“There was no warning of any kind,” Darwish told Human Rights Watch. “It’s the first time we’ve been raided. The Israelis did not confiscate any of our laptops or servers, but we’re still not sure whether or not they’ve taken any of our files. All the files were thrown around on the floor, and they broke the front and internal doors of our office. We know they opened the central server, so we suspect they copied the data. They also raided the office of the BDS [Boycott, Divestment and Sanctions] campaign, whom we’re hosting in our office.”
The international law of military occupation applicable in the West Bank imposes strict limitations on the destruction of property by occupying forces. The Hague Regulations of 1907, recognized as reflective of customary international law, prohibit the destruction or seizure of property unless “imperatively demanded by the necessities of war.” Article 53 of the Fourth Geneva Convention states: “Any destruction by the Occupying Power of real or personal property belonging individually or collectively to private persons, … or to social or cooperative organizations, is prohibited, except where such destruction is rendered absolutely necessary by military operations.”

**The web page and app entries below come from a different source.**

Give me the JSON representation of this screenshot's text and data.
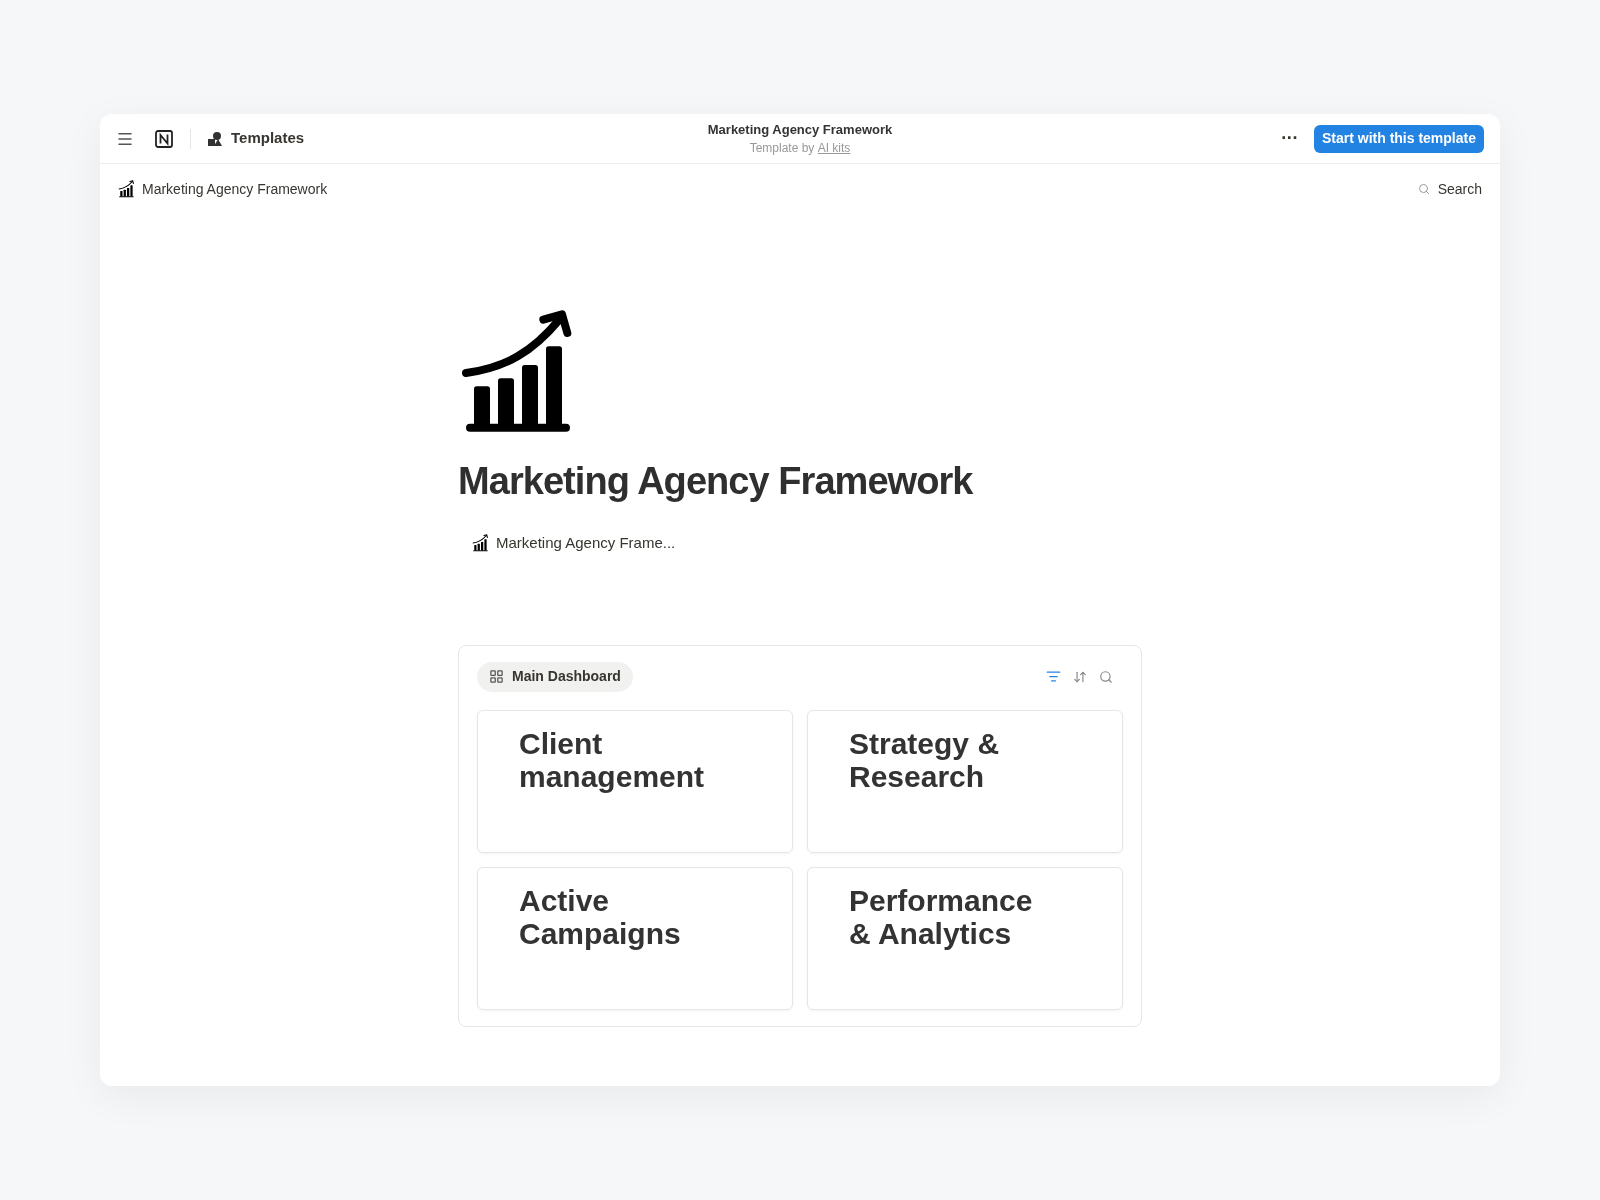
{
  "header": {
    "app": "Templates",
    "title": "Marketing Agency Framework",
    "byline": "Template by ",
    "author": "AI kits",
    "more": "···",
    "cta": "Start with this template"
  },
  "breadcrumb": {
    "page": "Marketing Agency Framework",
    "search": "Search"
  },
  "page": {
    "title": "Marketing Agency Framework",
    "link": "Marketing Agency Frame..."
  },
  "dashboard": {
    "view": "Main Dashboard",
    "filter_active": true,
    "cards": [
      {
        "title": "Client management"
      },
      {
        "title": "Strategy & Research"
      },
      {
        "title": "Active Campaigns"
      },
      {
        "title": "Performance & Analytics"
      }
    ]
  }
}
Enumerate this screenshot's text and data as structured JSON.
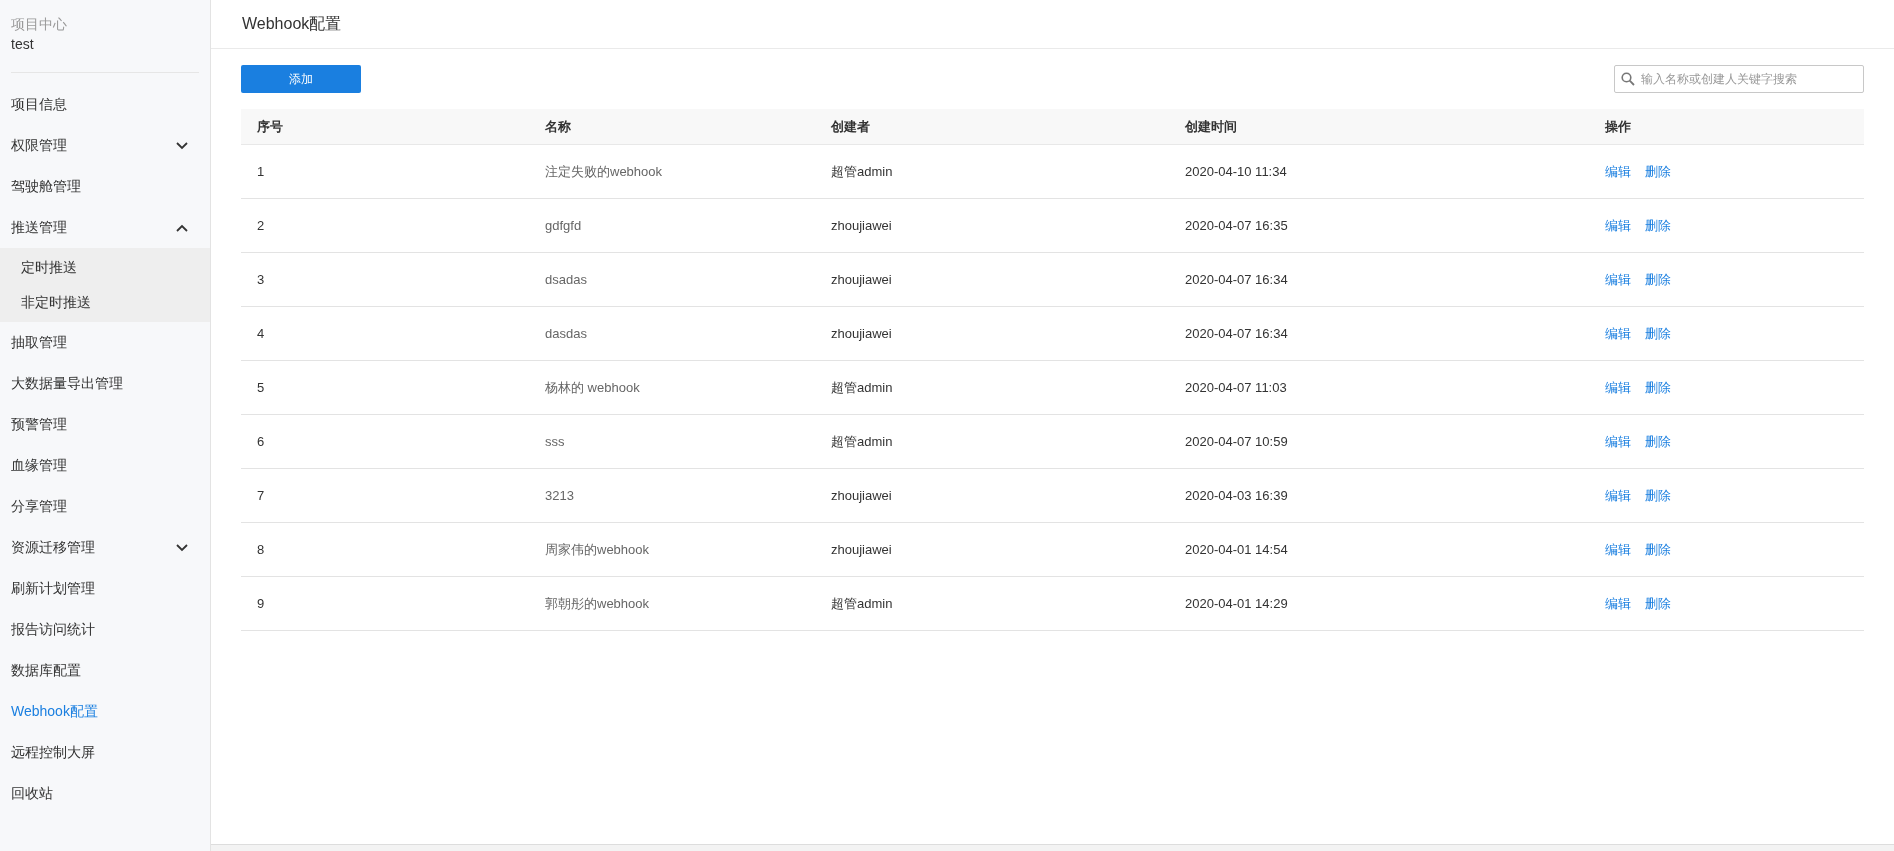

Israeli forces have repeatedly harassed Palestinian human rights defenders and civil society activists in the West Bank. On October 15, the Israeli military arrested and detained without charge Ayman Nasser, a researcher at Addameer. The group alleges that during the course of 39 days, Israeli interrogators questioned Nasser for as long as 20 hours per day while his hands were shackled behind his back. Addameer said that on November 26, the military prosecutor at the Ofer military court charged Nasser with violations of military laws stemming from his participation inpublic activities in solidarity with Palestinian prisoners and political factions. Charging Nasser with a criminal offense on the basis of such peaceful actions violates the rights to freedom of expression and assembly, Human Rights Watch said.
In August and September, the Israeli Interior Ministry and military imposed travel bans on the chairman of Addameer’s board, Abdulatif Ghaith, preventing him from visiting the West Bank, where the organization’s offices are, and from leaving his home in East Jerusalem to travel abroad. The Israeli Supreme Court previously upheld a travel ban that the military issued against Shawan Jabarin, the director of Al-Haq, a Palestinian human rights group, based on evidence he and his lawyer were not allowed to see.
“While Israeli security officials temporarily lifted the travel ban on Jabarin on three occasions in 2012, allowing him to travel, Israel should revoke it,” Stork said.